Write down your thoughts to release the stress that could be bottling up inside you… it works!
My mind always returns to a cold, October night when words bailed me out. There was my grandfather, lying on an anonymous hospital bed, wired to a frightening maze of tubes. I stared, speechless. Emotion choked my throat but I was completely tearless. It was only when I pulled out my journal and poured words on empty sheets that a deep, private anguish gushed out of me.
We live in times of undue stress. What makes it worst is the absence of those who can be your cushioning comfort, where a listening ear and a willing shoulder were readily available. Often we look around for a soul mate who will share and lighten our burdens, but there is no one. It is at such times that emptying yourself on paper can clean and heal your insides.
It doesn’t have to be all about anguish and anxiety. People take to journal writing for all sorts of reasons. Maybe it isn’t your intent to fill your journal with painful entries you’d rather put behind you (as long as you’ve found your own way of dealing with them). It is probably a historical reason that prompts you to write a journal. You may want your kids and grandkids to know life as it is today, told through the eyes of a man who lived it. Life in the 60s and 70s is already an indistinct blur for most of us, and our kids will inherit the same lack of accounting. You could make the difference by preserving those wonderful memories, trends, lifestyles, family trees and stories, in your journal. Write a journal your kids would love to see – it may be their window to a world they never knew.
Maybe there’s a new man/woman in your life and you want to start a relationship journal. Here, you will record how the relationship progressed, the poetry your eyes and lips inspired in him/her, the warm, happy things you experienced, insights, revelations, what togetherness means to you, some funny anecdotes and so on.
Then, there are those who have put their deepest scars and fears behind bolted doors. It may be the sudden death of a loved spouse, family split, coping with a dreaded disease, or even child abuse. Sometimes, it’s very hard to talk about deep-seated wounds, no matter how close you may be to some people in your life. Use your words to face the truth; confront the pain. Your words have the power to trigger those stubborn tears and you will feel lighter for having shed them in private.
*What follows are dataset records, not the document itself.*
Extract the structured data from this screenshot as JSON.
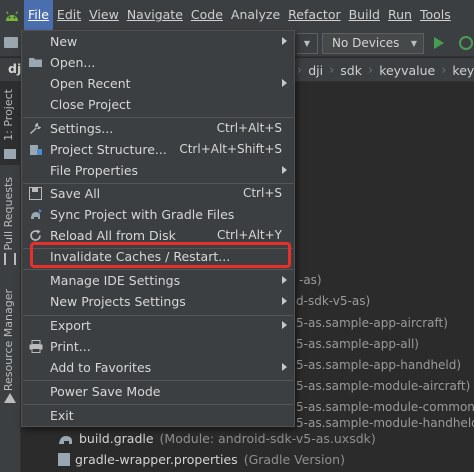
{
  "menubar": {
    "items": [
      {
        "label": "File",
        "active": true
      },
      {
        "label": "Edit"
      },
      {
        "label": "View"
      },
      {
        "label": "Navigate"
      },
      {
        "label": "Code"
      },
      {
        "label": "Analyze"
      },
      {
        "label": "Refactor"
      },
      {
        "label": "Build"
      },
      {
        "label": "Run"
      },
      {
        "label": "Tools"
      }
    ]
  },
  "toolbar": {
    "device_selector": "No Devices"
  },
  "breadcrumb": {
    "root": "dji",
    "items": [
      "dji",
      "sdk",
      "keyvalue",
      "key"
    ]
  },
  "stripe": {
    "project_tab": "1: Project",
    "pull_requests_tab": "Pull Requests",
    "resource_manager_tab": "Resource Manager"
  },
  "tree": {
    "fragments": [
      "-as)",
      "d-sdk-v5-as)",
      "5-as.sample-app-aircraft)",
      "5-as.sample-app-all)",
      "5-as.sample-app-handheld)",
      "5-as.sample-module-aircraft)",
      "5-as.sample-module-common)",
      "5-as.sample-module-handheld)"
    ],
    "rows": [
      {
        "name": "build.gradle",
        "module": "(Module: android-sdk-v5-as.uxsdk)"
      },
      {
        "name": "gradle-wrapper.properties",
        "module": "(Gradle Version)"
      }
    ]
  },
  "file_menu": {
    "items": [
      {
        "label": "New",
        "submenu": true
      },
      {
        "label": "Open..."
      },
      {
        "label": "Open Recent",
        "submenu": true
      },
      {
        "label": "Close Project"
      },
      {
        "label": "Settings...",
        "shortcut": "Ctrl+Alt+S"
      },
      {
        "label": "Project Structure...",
        "shortcut": "Ctrl+Alt+Shift+S"
      },
      {
        "label": "File Properties",
        "submenu": true
      },
      {
        "label": "Save All",
        "shortcut": "Ctrl+S"
      },
      {
        "label": "Sync Project with Gradle Files"
      },
      {
        "label": "Reload All from Disk",
        "shortcut": "Ctrl+Alt+Y"
      },
      {
        "label": "Invalidate Caches / Restart..."
      },
      {
        "label": "Manage IDE Settings",
        "submenu": true
      },
      {
        "label": "New Projects Settings",
        "submenu": true
      },
      {
        "label": "Export",
        "submenu": true
      },
      {
        "label": "Print..."
      },
      {
        "label": "Add to Favorites",
        "submenu": true
      },
      {
        "label": "Power Save Mode"
      },
      {
        "label": "Exit"
      }
    ]
  },
  "colors": {
    "highlight_border": "#e8302a",
    "active_menu": "#4b6eaf",
    "run_green": "#499c54"
  }
}
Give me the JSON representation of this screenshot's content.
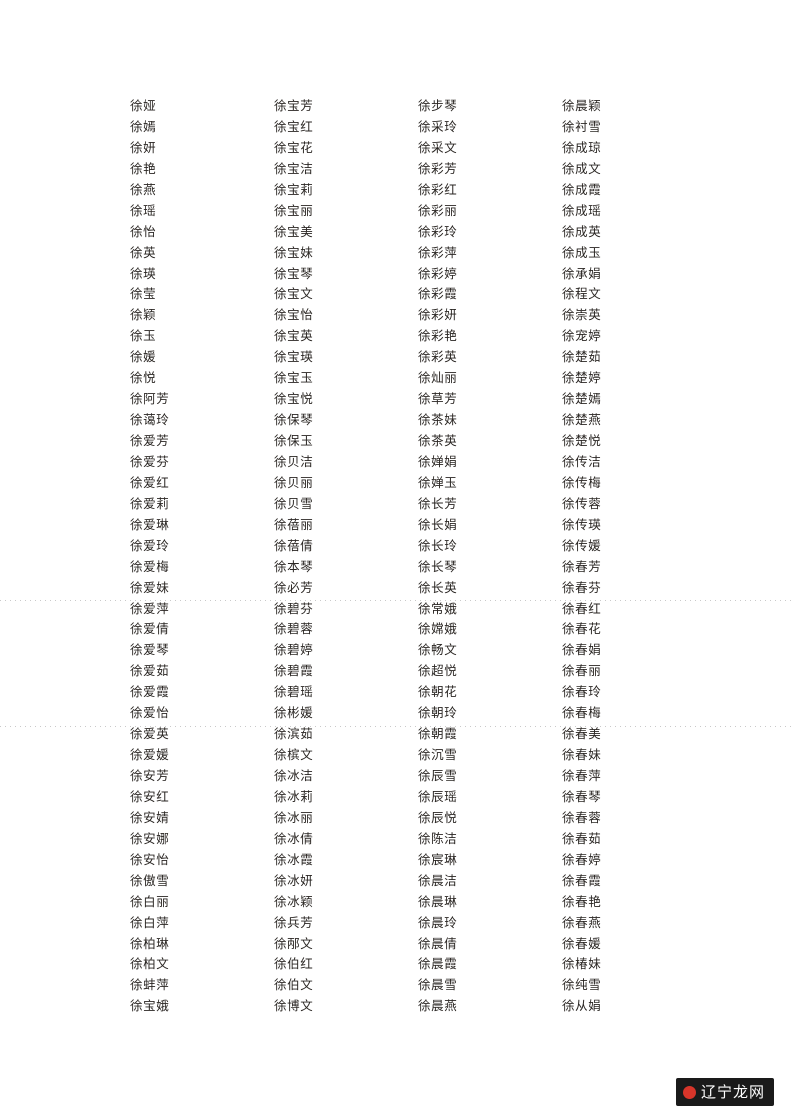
{
  "page": {
    "background_color": "#ffffff",
    "text_color": "#2a2623"
  },
  "name_list": {
    "columns": [
      {
        "index": 1,
        "names": [
          "徐娅",
          "徐嫣",
          "徐妍",
          "徐艳",
          "徐燕",
          "徐瑶",
          "徐怡",
          "徐英",
          "徐瑛",
          "徐莹",
          "徐颖",
          "徐玉",
          "徐媛",
          "徐悦",
          "徐阿芳",
          "徐蔼玲",
          "徐爱芳",
          "徐爱芬",
          "徐爱红",
          "徐爱莉",
          "徐爱琳",
          "徐爱玲",
          "徐爱梅",
          "徐爱妹",
          "徐爱萍",
          "徐爱倩",
          "徐爱琴",
          "徐爱茹",
          "徐爱霞",
          "徐爱怡",
          "徐爱英",
          "徐爱媛",
          "徐安芳",
          "徐安红",
          "徐安婧",
          "徐安娜",
          "徐安怡",
          "徐傲雪",
          "徐白丽",
          "徐白萍",
          "徐柏琳",
          "徐柏文",
          "徐蚌萍",
          "徐宝娥"
        ]
      },
      {
        "index": 2,
        "names": [
          "徐宝芳",
          "徐宝红",
          "徐宝花",
          "徐宝洁",
          "徐宝莉",
          "徐宝丽",
          "徐宝美",
          "徐宝妹",
          "徐宝琴",
          "徐宝文",
          "徐宝怡",
          "徐宝英",
          "徐宝瑛",
          "徐宝玉",
          "徐宝悦",
          "徐保琴",
          "徐保玉",
          "徐贝洁",
          "徐贝丽",
          "徐贝雪",
          "徐蓓丽",
          "徐蓓倩",
          "徐本琴",
          "徐必芳",
          "徐碧芬",
          "徐碧蓉",
          "徐碧婷",
          "徐碧霞",
          "徐碧瑶",
          "徐彬媛",
          "徐滨茹",
          "徐槟文",
          "徐冰洁",
          "徐冰莉",
          "徐冰丽",
          "徐冰倩",
          "徐冰霞",
          "徐冰妍",
          "徐冰颖",
          "徐兵芳",
          "徐邴文",
          "徐伯红",
          "徐伯文",
          "徐博文"
        ]
      },
      {
        "index": 3,
        "names": [
          "徐步琴",
          "徐采玲",
          "徐采文",
          "徐彩芳",
          "徐彩红",
          "徐彩丽",
          "徐彩玲",
          "徐彩萍",
          "徐彩婷",
          "徐彩霞",
          "徐彩妍",
          "徐彩艳",
          "徐彩英",
          "徐灿丽",
          "徐草芳",
          "徐茶妹",
          "徐茶英",
          "徐婵娟",
          "徐婵玉",
          "徐长芳",
          "徐长娟",
          "徐长玲",
          "徐长琴",
          "徐长英",
          "徐常娥",
          "徐嫦娥",
          "徐畅文",
          "徐超悦",
          "徐朝花",
          "徐朝玲",
          "徐朝霞",
          "徐沉雪",
          "徐辰雪",
          "徐辰瑶",
          "徐辰悦",
          "徐陈洁",
          "徐宸琳",
          "徐晨洁",
          "徐晨琳",
          "徐晨玲",
          "徐晨倩",
          "徐晨霞",
          "徐晨雪",
          "徐晨燕"
        ]
      },
      {
        "index": 4,
        "names": [
          "徐晨颖",
          "徐衬雪",
          "徐成琼",
          "徐成文",
          "徐成霞",
          "徐成瑶",
          "徐成英",
          "徐成玉",
          "徐承娟",
          "徐程文",
          "徐崇英",
          "徐宠婷",
          "徐楚茹",
          "徐楚婷",
          "徐楚嫣",
          "徐楚燕",
          "徐楚悦",
          "徐传洁",
          "徐传梅",
          "徐传蓉",
          "徐传瑛",
          "徐传媛",
          "徐春芳",
          "徐春芬",
          "徐春红",
          "徐春花",
          "徐春娟",
          "徐春丽",
          "徐春玲",
          "徐春梅",
          "徐春美",
          "徐春妹",
          "徐春萍",
          "徐春琴",
          "徐春蓉",
          "徐春茹",
          "徐春婷",
          "徐春霞",
          "徐春艳",
          "徐春燕",
          "徐春媛",
          "徐椿妹",
          "徐纯雪",
          "徐从娟"
        ]
      }
    ]
  },
  "watermark": {
    "text": "辽宁龙网",
    "badge_color": "#1a1a1a",
    "dot_color": "#d8352a",
    "text_color": "#ffffff"
  }
}
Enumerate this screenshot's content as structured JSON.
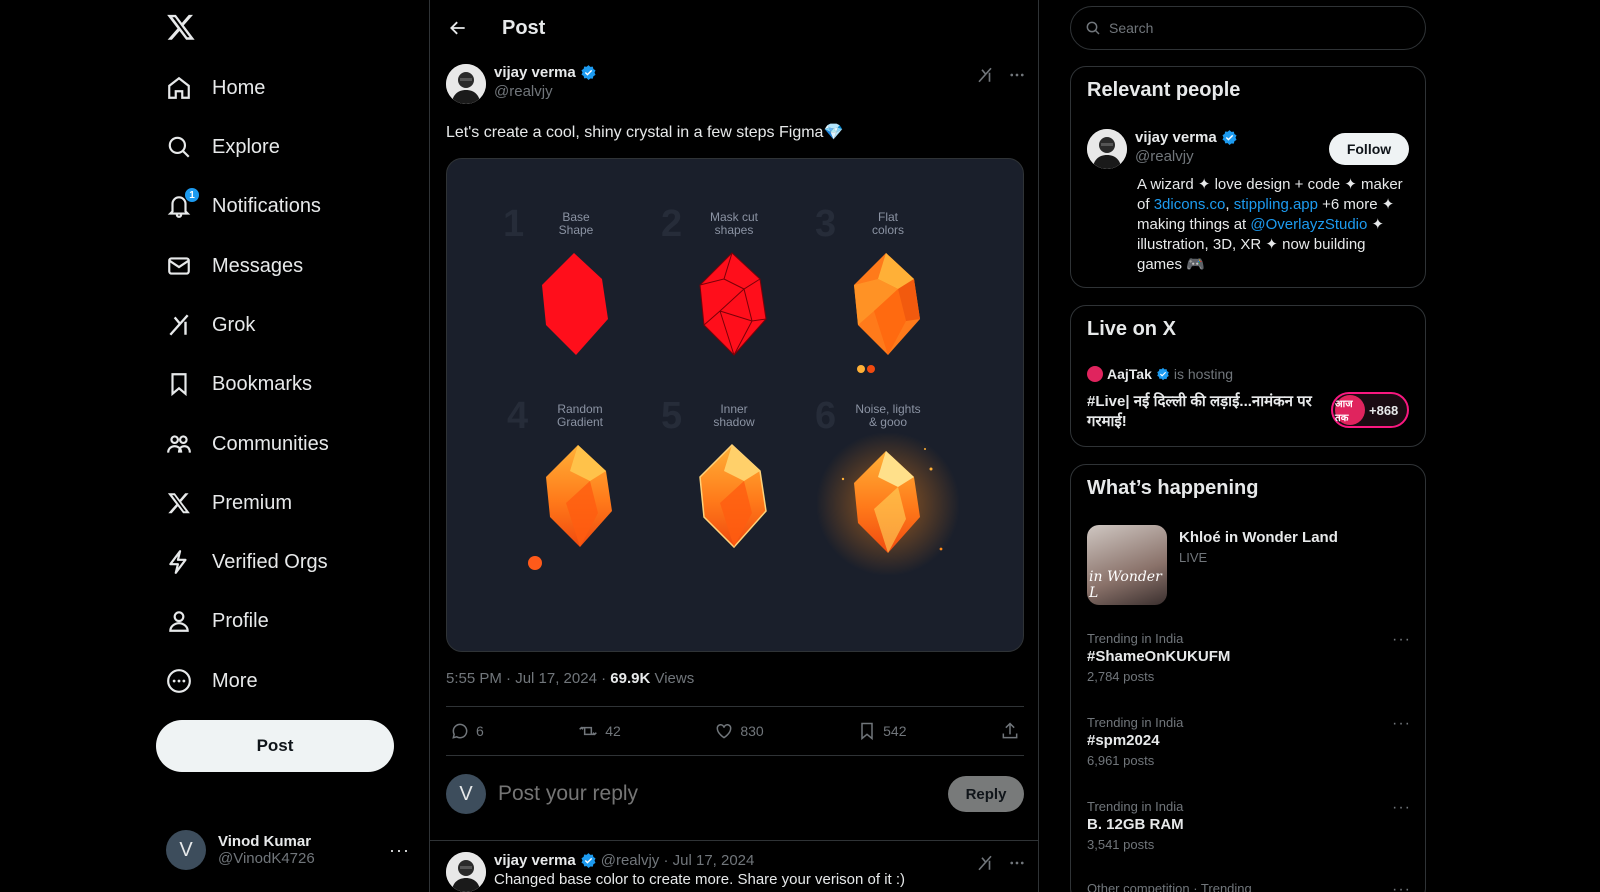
{
  "nav": {
    "items": [
      {
        "label": "Home",
        "icon": "home-icon"
      },
      {
        "label": "Explore",
        "icon": "search-icon"
      },
      {
        "label": "Notifications",
        "icon": "bell-icon",
        "badge": "1"
      },
      {
        "label": "Messages",
        "icon": "envelope-icon"
      },
      {
        "label": "Grok",
        "icon": "grok-icon"
      },
      {
        "label": "Bookmarks",
        "icon": "bookmark-icon"
      },
      {
        "label": "Communities",
        "icon": "people-icon"
      },
      {
        "label": "Premium",
        "icon": "x-logo-icon"
      },
      {
        "label": "Verified Orgs",
        "icon": "lightning-icon"
      },
      {
        "label": "Profile",
        "icon": "person-icon"
      },
      {
        "label": "More",
        "icon": "more-circle-icon"
      }
    ],
    "post_label": "Post"
  },
  "account": {
    "initial": "V",
    "name": "Vinod Kumar",
    "handle": "@VinodK4726",
    "more": "···"
  },
  "main": {
    "title": "Post",
    "tweet": {
      "author": "vijay verma",
      "handle": "@realvjy",
      "text": "Let's create a cool, shiny crystal in a few steps Figma💎",
      "image": {
        "steps": [
          {
            "num": "1",
            "label": "Base\nShape"
          },
          {
            "num": "2",
            "label": "Mask cut\nshapes"
          },
          {
            "num": "3",
            "label": "Flat\ncolors"
          },
          {
            "num": "4",
            "label": "Random\nGradient"
          },
          {
            "num": "5",
            "label": "Inner\nshadow"
          },
          {
            "num": "6",
            "label": "Noise, lights\n& gooo"
          }
        ]
      },
      "time": "5:55 PM · Jul 17, 2024 · ",
      "views_count": "69.9K",
      "views_label": " Views",
      "replies": "6",
      "reposts": "42",
      "likes": "830",
      "bookmarks": "542"
    },
    "reply": {
      "avatar": "V",
      "placeholder": "Post your reply",
      "button": "Reply"
    },
    "reply_tweet": {
      "author": "vijay verma",
      "meta": "@realvjy · Jul 17, 2024",
      "text": "Changed base color to create more. Share your verison of it :)"
    }
  },
  "right": {
    "search_placeholder": "Search",
    "relevant": {
      "title": "Relevant people",
      "name": "vijay verma",
      "handle": "@realvjy",
      "follow": "Follow",
      "bio_1": "A wizard ✦ love design + code ✦ maker of ",
      "link_1": "3dicons.co",
      "bio_2": ", ",
      "link_2": "stippling.app",
      "bio_3": " +6 more ✦ making things at ",
      "link_3": "@OverlayzStudio",
      "bio_4": " ✦ illustration, 3D, XR ✦ now building games 🎮"
    },
    "live": {
      "title": "Live on X",
      "host": "AajTak",
      "hosting": "is hosting",
      "headline": "#Live| नई दिल्ली की लड़ाई...नामंकन पर गरमाई!",
      "pill_logo": "आज तक",
      "count": "+868"
    },
    "happening": {
      "title": "What’s happening",
      "feature": {
        "name": "Khloé in Wonder Land",
        "status": "LIVE",
        "script": "in Wonder L"
      },
      "trends": [
        {
          "context": "Trending in India",
          "topic": "#ShameOnKUKUFM",
          "count": "2,784 posts"
        },
        {
          "context": "Trending in India",
          "topic": "#spm2024",
          "count": "6,961 posts"
        },
        {
          "context": "Trending in India",
          "topic": "B. 12GB RAM",
          "count": "3,541 posts"
        },
        {
          "context": "Other competition · Trending",
          "topic": "",
          "count": ""
        }
      ]
    }
  }
}
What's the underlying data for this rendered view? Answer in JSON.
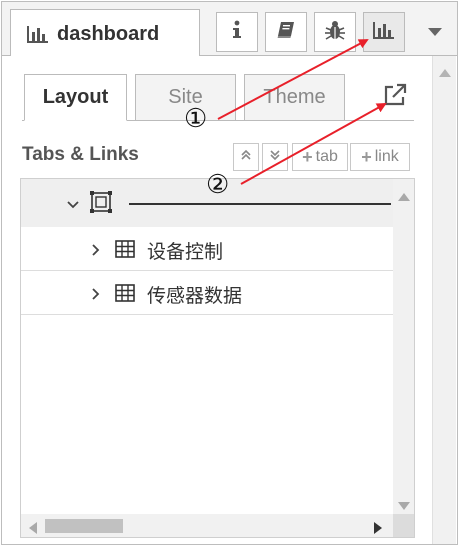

A geriatric hospital in New Hampshire initiated a Reminiscences project where the elderly were encouraged to talk about their lives. The volunteers used idea-sparking triggers – a period vase, a sachet of Earl Grey tea, a family photo album; and the grandchildren of the elderly men and women recorded their thoughts for posterity. Not only does this serve a historical benefit, it also gives the elderly an agenda they eagerly look forward to, a meaning and purpose to their lives in the twilight zone. It puts them back in a time when their bodies were strong, their minds alert, when they felt good about themselves, and thus hastens their recovery, or ta the very least, reduces their suffering.
Some truths about journal writing…
You don’t have to be an accomplished or aspiring writer to keep a journal. Think of yourself as an artist who doodles on a sketch pad. He isn’t concerned with form or technique or colour combination; he’s just exploring the world in the way he knows best. Your spelling could be suspect, and your grammar ineffective, but journal writing is not about punctuation as much as it is about reaching inside and recording your innermost feelings, fears, and fantasies.
To make it an interesting hobby, you must return to your journal everyday. This is not going to happen if you fill up its pages with mundane trivia like what you did from the moment you woke up till the time you went to bed. That, believe me, is the quickest way to kill the joy of journaling. Get in touch with your feelings. Maybe it is a wet, rainy day that brings back memories of just such a day when you were nine. What were you doing? Where were you? Or, write about something that upset your rhythm and how you dealt with it. It could be an entry about a work-related project that makes you feel inadequate – list all the reasons why you’re feeling inadequate. Can’t go to sleep? Write about the thoughts jostling inside your head, about what’s keeping you awake.
You get better at anything you do with some practice. After a few days, try and make the first line of your entry interesting. Instead of “The sun was shining into the room when I opened my eyes this morning,” try “Do you know the first thing I saw when I woke up this morning?”
Read autobiographical pieces, memoirs, and personal essays to understand how professional writers approach personal journaling, what they write about, and how they write it. This will help you pen your thoughts in a better way.